The former, she prefers not to address directly. “I hate the word lesbian,” Syd says. Although she's comfortable with who she is, she worries that talk of her personal life will overshadow her music. “I don't want anyone saying, 'Oh, that's dope, for a gay girl.' ”

“Look, I don't represent bald niggas,” Martians adds. “And Syd doesn't represent women or gay people.”

As for Odd Future's slurs — NME reported more than 200 variations of “faggot” on Tyler's album Goblin — Syd maintains they're not meant to be taken literally. “We know where we cross the line, but we also think the world would be a much better and funnier place if people weren't so offended by it. One thing you can't say about Tyler is that he's a liar. He's not really out there raping girls. He tells you that they're fantasies.”

Odd Future are currently working on a group album, due out this year. The question lingers: Where does Syd fit in among all the vitriol? “We're all very honest people,” she explains. “We try really hard to be ourselves. Because it's a struggle sometimes.”

She accuses Alicia Keys, Queen Latifah and Missy Elliott of being closeted lesbians and laments the lack of “openly dyke” artists for her to look up to. That's where she comes in, she says, noting that she's been flooded with fan mail for her openness in the “Cocaine” video.

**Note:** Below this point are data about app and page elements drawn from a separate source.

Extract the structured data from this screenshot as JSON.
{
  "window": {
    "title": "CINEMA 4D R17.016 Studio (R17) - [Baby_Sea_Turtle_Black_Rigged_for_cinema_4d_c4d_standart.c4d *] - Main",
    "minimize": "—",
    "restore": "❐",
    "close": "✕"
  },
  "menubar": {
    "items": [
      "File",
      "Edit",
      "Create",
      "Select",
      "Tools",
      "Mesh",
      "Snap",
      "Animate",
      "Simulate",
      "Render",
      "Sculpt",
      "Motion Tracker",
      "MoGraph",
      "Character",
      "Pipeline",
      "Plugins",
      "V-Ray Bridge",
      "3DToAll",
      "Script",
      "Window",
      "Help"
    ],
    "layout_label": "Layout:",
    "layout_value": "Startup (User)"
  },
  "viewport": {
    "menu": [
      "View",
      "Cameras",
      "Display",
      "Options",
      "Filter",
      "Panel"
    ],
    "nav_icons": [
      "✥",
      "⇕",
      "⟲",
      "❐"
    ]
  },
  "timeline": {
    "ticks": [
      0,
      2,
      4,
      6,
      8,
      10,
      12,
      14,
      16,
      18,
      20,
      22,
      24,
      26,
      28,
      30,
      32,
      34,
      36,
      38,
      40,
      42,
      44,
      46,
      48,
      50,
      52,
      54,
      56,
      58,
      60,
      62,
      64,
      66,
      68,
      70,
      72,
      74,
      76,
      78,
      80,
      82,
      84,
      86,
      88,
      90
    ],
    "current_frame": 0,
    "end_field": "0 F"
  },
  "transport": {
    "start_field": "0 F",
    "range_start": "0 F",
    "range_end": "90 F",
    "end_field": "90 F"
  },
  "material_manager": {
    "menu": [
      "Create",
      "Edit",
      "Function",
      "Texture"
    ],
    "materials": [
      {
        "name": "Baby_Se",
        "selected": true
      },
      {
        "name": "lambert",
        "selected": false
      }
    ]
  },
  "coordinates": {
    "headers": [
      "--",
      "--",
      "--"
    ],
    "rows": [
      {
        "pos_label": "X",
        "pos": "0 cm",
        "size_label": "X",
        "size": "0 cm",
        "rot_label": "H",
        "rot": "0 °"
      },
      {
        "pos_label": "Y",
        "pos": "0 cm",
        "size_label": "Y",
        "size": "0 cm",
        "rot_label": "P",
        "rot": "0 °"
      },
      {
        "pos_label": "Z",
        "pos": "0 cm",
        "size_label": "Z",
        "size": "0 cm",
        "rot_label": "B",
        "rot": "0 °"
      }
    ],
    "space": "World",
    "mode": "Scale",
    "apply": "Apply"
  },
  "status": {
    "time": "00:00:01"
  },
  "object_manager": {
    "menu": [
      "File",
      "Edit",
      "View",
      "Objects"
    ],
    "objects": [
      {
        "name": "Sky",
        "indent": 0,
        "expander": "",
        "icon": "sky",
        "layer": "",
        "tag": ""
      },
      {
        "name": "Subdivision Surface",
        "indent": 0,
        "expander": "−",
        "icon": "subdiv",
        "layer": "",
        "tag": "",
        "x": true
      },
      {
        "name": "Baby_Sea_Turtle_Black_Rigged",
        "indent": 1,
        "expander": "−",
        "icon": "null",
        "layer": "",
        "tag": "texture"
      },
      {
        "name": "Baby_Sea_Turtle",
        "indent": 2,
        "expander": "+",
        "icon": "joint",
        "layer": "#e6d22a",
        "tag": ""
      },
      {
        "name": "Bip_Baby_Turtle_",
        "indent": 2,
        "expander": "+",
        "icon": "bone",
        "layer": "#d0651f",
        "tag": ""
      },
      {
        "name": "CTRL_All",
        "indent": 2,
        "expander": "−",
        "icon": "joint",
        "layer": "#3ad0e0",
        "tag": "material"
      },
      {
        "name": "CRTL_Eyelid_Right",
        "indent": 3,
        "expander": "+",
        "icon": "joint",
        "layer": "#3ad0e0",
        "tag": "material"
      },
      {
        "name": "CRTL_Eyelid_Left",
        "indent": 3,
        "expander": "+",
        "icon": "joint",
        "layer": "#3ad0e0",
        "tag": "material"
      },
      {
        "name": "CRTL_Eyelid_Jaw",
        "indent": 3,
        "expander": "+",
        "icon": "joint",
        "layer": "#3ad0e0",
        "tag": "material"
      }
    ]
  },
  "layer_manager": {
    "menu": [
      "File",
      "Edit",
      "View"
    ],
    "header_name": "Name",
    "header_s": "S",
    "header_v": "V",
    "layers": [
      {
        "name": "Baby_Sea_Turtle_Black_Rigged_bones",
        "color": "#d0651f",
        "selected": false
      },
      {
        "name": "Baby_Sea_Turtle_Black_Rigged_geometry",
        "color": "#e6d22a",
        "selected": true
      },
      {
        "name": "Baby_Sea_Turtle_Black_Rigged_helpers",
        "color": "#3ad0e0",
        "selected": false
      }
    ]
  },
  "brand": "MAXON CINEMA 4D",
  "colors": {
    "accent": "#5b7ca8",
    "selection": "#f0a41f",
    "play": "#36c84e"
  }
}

“If I could help open a door for someone, who knows what I could do next?” she says, hugging her knees to her chest. “It took me a very long time to be comfortable in my own skin. I would love if everyone could be that happy.”

Read outtakes from our interview with Syd the Kid and Matt Martian, in which she talks more about her sexuality and the lack of role models in urban music.

LA Weekly